This visionary realism may just be the essential Euro-American way of mythopoesis. It attempts to “get inside” a place, to show how the contours and characteristics of the land work their way into the consciousness of its settlers, and how the consciousness of the human agents affects the land. Both River of Grass and Land Of Little Rain are spiritual histories of a particular place, at the margin of the easily habitable and easily “developed” parts of the country. Yet they are far from tedious.
Both Mrs. Douglas and Mrs. Austin accept a responsibility for their respective territory that leave you feeling as though they had become, through their artistry, almost a familiar spirit or a guiding genius. Mrs. Douglas, in particular, living in South Florida until her 108th year, was continually referred to in the press as a spokeswoman “for the Everglades”, or for “the cause of Everglades conservation”, whereas, truth be told, she felt every unnecessary subdivision and short-sighted, self-serving political decision impacting her beloved River of Grass as a personal affront. I heard that she didn’t die a happy woman.
It may very well be that the project for the Church for the next millenium will be to drop the Imperial Church one-size-fits-all fantasy and begin to develop what Father Stephen Freeman refers to as Orthodoxy Where You Live, what I would like to call the Orthodoxy of Right Here, Right Now, and what Mark Thomas Hoyer calls, following Mrs. Austin, Local Christianities.
To be certain, embracing sectarianism is not the idea.
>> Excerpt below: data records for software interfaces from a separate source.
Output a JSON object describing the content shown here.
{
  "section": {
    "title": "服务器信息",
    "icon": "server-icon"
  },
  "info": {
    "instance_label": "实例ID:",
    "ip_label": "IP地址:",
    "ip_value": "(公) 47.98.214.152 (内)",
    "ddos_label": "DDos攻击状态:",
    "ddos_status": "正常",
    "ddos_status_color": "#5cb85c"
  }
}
Each square inch of ground has to have a tutelary spirit, a guiding ideology. I want it to be Orthodoxy, the Faith Once Delivered, but it may very well be that an Orthodoxy lived out and developed in a particular place wouldn’t “work” 50 miles down the road.
Maybe we need to find out.